» **YOUR OBJECTIVE**: Look through the listing below for lines containing the word "MSSQL". State only their number.

» **EXERCISE DATA**:

*** Block opens ***

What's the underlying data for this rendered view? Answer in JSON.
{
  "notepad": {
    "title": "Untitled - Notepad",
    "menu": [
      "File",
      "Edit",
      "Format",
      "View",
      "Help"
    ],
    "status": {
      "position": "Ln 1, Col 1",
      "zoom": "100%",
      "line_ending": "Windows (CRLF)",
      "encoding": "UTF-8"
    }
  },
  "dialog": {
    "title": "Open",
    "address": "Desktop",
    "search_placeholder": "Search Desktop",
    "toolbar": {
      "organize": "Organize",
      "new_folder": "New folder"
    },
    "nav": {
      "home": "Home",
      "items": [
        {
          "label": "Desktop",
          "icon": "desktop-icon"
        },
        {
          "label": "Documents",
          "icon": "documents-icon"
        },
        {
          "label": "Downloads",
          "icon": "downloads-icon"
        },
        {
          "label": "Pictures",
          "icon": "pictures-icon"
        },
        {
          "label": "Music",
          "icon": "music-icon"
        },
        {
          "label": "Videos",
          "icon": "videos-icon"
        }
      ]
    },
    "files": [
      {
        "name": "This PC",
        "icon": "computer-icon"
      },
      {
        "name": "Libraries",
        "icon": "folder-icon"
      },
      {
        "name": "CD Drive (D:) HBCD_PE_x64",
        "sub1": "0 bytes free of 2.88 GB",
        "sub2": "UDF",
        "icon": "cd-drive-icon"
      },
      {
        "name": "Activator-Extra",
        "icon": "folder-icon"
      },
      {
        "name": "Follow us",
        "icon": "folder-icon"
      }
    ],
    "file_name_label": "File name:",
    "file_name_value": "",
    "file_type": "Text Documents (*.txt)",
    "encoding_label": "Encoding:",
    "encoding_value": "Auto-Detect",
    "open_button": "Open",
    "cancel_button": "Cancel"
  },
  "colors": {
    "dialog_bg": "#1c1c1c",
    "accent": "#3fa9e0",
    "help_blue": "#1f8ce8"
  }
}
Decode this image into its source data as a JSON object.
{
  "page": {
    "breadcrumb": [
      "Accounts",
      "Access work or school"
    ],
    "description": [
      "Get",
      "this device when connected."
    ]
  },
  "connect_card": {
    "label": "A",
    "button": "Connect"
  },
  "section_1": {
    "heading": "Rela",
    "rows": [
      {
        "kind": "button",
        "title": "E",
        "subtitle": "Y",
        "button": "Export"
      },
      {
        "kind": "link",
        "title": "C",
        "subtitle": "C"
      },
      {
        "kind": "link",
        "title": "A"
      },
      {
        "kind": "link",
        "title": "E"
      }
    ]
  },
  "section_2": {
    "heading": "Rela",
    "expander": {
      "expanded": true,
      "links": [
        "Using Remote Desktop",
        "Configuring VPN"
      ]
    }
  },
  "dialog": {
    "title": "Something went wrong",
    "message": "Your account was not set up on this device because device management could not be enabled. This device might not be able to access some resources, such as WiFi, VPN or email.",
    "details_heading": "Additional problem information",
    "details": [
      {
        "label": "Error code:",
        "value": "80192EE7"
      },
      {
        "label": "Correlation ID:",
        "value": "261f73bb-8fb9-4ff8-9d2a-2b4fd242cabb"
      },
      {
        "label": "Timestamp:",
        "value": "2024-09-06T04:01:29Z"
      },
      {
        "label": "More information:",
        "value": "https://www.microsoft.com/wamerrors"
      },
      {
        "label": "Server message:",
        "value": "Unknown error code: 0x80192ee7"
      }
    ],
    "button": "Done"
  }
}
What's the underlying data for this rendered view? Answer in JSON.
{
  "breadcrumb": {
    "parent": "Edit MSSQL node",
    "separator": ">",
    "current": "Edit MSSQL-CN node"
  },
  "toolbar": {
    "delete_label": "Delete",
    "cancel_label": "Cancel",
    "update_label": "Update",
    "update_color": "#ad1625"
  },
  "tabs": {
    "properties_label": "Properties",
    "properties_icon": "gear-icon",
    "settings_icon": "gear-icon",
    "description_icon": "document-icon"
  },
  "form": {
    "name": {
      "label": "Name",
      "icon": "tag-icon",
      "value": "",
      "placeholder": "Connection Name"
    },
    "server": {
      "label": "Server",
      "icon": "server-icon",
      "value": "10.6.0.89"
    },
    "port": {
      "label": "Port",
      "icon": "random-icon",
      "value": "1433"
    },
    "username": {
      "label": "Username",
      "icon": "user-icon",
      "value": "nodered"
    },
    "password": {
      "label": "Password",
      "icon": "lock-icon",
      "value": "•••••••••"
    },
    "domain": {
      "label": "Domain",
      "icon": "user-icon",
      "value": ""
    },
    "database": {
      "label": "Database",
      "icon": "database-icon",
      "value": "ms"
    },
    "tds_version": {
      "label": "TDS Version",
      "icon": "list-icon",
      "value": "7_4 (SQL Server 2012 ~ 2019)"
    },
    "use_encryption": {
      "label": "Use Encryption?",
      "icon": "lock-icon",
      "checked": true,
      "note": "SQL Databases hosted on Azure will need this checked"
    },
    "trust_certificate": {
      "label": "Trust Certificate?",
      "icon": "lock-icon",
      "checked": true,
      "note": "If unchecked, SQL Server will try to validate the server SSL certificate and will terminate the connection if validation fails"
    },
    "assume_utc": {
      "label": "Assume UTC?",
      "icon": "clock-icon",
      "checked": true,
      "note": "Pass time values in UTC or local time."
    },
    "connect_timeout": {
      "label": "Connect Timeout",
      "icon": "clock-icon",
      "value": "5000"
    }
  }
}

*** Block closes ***

» **EXERCISE OUTPUT**: 2